(Stored items)
══════

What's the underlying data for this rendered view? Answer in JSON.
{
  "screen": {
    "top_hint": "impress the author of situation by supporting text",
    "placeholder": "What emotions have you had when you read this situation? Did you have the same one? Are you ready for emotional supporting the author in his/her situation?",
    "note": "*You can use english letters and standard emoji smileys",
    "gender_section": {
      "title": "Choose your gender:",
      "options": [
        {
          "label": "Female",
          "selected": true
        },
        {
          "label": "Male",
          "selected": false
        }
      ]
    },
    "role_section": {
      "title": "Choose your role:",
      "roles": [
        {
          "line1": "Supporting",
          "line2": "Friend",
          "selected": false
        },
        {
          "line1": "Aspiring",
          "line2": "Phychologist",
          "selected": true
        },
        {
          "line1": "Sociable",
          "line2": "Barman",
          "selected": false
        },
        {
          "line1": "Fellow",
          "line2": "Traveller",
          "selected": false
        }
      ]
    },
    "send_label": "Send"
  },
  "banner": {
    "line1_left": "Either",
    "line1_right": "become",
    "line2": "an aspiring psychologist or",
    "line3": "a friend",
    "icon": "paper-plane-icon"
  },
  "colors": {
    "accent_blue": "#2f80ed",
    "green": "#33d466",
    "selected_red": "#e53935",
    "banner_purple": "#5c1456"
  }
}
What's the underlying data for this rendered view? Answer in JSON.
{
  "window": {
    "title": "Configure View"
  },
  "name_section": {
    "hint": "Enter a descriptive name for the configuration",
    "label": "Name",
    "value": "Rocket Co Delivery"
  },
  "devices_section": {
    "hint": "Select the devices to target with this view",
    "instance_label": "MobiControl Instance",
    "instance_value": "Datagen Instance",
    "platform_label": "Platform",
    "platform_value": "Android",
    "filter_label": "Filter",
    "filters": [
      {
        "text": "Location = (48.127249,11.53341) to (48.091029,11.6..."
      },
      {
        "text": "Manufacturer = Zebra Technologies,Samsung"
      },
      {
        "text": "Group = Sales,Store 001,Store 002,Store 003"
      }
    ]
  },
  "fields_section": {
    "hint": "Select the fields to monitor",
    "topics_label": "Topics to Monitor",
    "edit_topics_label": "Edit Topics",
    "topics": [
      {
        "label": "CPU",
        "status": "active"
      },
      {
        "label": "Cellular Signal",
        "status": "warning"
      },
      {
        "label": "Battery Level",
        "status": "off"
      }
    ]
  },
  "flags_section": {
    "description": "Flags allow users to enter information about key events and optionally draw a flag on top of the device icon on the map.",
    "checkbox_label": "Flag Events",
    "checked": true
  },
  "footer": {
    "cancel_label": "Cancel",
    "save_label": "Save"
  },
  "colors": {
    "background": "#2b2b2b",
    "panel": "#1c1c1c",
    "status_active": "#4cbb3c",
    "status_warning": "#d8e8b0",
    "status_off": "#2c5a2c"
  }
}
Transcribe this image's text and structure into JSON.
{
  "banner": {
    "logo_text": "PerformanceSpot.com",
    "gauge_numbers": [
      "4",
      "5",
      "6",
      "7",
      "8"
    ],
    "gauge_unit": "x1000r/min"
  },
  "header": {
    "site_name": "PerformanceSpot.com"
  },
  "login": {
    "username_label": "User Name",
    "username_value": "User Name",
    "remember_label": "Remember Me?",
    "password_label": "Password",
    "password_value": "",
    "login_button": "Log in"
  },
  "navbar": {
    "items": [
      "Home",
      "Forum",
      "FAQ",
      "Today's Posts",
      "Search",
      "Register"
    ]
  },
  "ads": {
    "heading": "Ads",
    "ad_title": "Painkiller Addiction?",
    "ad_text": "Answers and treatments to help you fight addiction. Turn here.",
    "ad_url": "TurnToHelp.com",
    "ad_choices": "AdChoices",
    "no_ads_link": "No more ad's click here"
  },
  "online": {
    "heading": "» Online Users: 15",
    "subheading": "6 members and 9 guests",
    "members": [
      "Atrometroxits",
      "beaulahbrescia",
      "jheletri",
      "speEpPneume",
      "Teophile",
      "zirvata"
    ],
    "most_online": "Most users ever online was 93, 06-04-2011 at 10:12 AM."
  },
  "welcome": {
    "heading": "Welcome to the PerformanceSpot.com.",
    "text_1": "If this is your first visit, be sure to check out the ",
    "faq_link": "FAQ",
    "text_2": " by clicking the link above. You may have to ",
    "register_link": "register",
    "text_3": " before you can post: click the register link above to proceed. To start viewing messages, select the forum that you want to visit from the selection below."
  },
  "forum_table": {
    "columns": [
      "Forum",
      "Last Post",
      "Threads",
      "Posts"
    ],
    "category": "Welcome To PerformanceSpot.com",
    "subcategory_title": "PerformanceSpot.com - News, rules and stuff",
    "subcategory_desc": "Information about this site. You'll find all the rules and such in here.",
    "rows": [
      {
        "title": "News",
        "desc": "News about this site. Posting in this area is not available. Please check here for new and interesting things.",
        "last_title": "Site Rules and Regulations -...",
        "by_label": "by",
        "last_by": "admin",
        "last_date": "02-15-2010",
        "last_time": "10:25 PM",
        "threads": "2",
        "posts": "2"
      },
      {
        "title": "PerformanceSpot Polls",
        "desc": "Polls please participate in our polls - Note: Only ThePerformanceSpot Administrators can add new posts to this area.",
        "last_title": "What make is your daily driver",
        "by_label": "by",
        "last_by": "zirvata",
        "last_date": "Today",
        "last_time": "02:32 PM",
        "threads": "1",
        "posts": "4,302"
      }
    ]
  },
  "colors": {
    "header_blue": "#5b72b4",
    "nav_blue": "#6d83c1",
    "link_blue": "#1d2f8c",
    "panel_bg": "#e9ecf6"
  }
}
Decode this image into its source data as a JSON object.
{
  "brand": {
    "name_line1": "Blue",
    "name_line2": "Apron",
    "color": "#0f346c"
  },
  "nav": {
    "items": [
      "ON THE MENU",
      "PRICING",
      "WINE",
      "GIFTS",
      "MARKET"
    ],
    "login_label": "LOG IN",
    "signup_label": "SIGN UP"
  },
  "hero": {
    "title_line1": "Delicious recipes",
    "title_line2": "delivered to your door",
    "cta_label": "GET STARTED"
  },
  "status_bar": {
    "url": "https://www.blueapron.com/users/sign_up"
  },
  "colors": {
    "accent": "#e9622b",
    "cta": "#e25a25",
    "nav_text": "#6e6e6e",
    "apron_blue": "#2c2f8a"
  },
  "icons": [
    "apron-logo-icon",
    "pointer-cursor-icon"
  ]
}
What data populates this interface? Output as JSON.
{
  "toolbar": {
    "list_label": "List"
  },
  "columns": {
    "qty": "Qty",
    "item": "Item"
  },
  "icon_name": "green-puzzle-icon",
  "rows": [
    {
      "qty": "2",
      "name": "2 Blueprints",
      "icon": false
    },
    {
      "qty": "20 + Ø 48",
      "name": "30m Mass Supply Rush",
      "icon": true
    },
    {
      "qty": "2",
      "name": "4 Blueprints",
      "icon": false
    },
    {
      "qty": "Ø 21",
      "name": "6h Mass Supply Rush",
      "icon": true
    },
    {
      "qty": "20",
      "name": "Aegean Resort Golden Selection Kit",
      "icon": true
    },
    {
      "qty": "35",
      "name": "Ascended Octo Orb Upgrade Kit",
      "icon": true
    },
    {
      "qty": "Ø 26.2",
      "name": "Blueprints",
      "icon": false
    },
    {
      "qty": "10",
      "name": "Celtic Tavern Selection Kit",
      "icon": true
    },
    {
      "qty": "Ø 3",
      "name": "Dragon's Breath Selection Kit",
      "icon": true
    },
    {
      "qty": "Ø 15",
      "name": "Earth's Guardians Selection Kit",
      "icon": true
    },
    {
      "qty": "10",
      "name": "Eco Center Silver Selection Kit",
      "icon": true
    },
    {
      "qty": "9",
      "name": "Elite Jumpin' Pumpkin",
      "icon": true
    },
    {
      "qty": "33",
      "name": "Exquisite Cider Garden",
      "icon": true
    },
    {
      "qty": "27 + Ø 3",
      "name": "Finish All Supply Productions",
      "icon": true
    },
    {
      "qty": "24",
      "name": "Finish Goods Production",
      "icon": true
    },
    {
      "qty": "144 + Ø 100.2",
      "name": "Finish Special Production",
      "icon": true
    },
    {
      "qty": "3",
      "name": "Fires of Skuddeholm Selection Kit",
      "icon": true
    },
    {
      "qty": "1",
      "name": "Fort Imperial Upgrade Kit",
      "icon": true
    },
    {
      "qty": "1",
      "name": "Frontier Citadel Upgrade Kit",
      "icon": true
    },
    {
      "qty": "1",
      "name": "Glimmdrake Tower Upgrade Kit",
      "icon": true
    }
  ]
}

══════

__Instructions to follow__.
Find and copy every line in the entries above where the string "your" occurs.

__Output of the exercise__.
      "title": "Choose your gender:",
      "title": "Choose your role:",
    "text_1": "If this is your first visit, be sure to check out the ",
        "last_title": "What make is your daily driver",
    "title_line2": "delivered to your door",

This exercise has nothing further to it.